**Work request**
Starting at the first line, reproduce the listing below in full, exactly as given.

Exercise materials below:

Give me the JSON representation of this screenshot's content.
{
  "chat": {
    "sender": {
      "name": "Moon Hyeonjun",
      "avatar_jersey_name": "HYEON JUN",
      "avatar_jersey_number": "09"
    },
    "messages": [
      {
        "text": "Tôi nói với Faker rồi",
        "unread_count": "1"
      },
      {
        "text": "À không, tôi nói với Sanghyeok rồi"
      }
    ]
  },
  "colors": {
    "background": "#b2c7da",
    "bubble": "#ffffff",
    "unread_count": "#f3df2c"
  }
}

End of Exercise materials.

**Response below**
Give me the JSON representation of this screenshot's content.
{
  "chat": {
    "sender": {
      "name": "Moon Hyeonjun",
      "avatar_jersey_name": "HYEON JUN",
      "avatar_jersey_number": "09"
    },
    "messages": [
      {
        "text": "Tôi nói với Faker rồi",
        "unread_count": "1"
      },
      {
        "text": "À không, tôi nói với Sanghyeok rồi"
      }
    ]
  },
  "colors": {
    "background": "#b2c7da",
    "bubble": "#ffffff",
    "unread_count": "#f3df2c"
  }
}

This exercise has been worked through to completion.